Not every estate has to go through probate proceedings. A skilled estate planning attorney can analyze a Florida resident’s financial and family situation to determine if a suitable probate avoidance strategy will work for the person’s situation. The most frequent ways to avoid probate include:
— The creation of revocable living trusts
— The use of joint tenancy
— The naming of beneficiaries on financial accounts.
When a trust is created, the assets inside the trust will generally not be subjected to probate proceedings. Most estate planners prefer to create a revocable living trust when trying to achieve this goal. A revocable living trust allows the trust creator, or the grantor, to be the trustee of the trust and retain control of its assets. Later, upon death, the trusteeship will be transferred to a previously determined successor trustee. The successor trustee will then distribute the assets of the trust to the heirs identified in the trust paperwork. All this is done without the need for probate; however, if the trust is challenged, probate proceedings could still be required.
Joint tenancy is a strategy that involves sharing ownership of a particular piece of property, like a home, for example. If a property owner wants to leave his or her home to a son or daughter, the owner of the home could create a joint tenancy arrangement in which the son or daughter becomes a joint owner. Upon the death of one of the joint tenants, the survivor assumes full ownership of the property.
The final strategy has to do with beneficiary designations on IRAs, 401(k)s and other financial accounts. Many types of financial accounts require the account owner to name the beneficiary of their accounts. This beneficiary will be transferred ownership of the property inside the account without having to go through the probate process.
No probate avoidance strategy is foolproof, but with a solid estate plan, Florida residents can expect to greatly diminish the chance that their heirs will have to go through the probate administration process.

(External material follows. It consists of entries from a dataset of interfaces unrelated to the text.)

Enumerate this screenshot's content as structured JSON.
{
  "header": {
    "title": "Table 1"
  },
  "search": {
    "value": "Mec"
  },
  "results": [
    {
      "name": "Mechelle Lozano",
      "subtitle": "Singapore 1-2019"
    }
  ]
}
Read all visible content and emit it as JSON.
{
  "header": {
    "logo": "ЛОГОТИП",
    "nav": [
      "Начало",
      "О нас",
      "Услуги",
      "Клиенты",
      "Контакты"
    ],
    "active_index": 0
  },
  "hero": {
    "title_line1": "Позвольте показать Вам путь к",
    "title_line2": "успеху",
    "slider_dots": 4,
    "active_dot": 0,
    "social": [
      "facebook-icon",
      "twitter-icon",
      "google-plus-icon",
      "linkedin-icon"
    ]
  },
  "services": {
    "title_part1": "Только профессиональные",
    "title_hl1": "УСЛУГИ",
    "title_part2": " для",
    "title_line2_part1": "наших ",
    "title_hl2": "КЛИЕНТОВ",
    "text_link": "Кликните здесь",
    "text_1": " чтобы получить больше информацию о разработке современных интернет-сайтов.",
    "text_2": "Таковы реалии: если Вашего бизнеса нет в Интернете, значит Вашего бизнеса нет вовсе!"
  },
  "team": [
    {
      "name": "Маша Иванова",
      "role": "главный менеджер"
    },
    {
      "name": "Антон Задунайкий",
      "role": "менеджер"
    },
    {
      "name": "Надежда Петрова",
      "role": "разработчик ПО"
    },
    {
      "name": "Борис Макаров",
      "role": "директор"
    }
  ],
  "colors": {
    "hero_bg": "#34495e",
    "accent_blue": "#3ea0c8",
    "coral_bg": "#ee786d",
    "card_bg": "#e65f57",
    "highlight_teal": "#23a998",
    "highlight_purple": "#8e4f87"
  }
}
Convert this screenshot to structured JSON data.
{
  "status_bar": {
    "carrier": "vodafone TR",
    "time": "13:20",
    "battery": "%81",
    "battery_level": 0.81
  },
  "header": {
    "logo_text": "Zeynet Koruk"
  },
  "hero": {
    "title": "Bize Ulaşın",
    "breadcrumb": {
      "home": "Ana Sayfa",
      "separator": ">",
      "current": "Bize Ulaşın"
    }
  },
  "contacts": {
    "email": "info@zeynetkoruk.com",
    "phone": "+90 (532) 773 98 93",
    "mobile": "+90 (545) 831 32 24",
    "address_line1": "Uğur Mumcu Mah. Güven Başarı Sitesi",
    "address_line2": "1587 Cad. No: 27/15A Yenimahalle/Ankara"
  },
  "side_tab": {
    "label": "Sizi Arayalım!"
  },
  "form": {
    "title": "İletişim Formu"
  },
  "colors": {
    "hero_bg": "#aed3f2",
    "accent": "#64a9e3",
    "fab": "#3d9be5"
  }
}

Source: Findlaw, “Avoiding probate FAQs,” accessed April. 10, 2015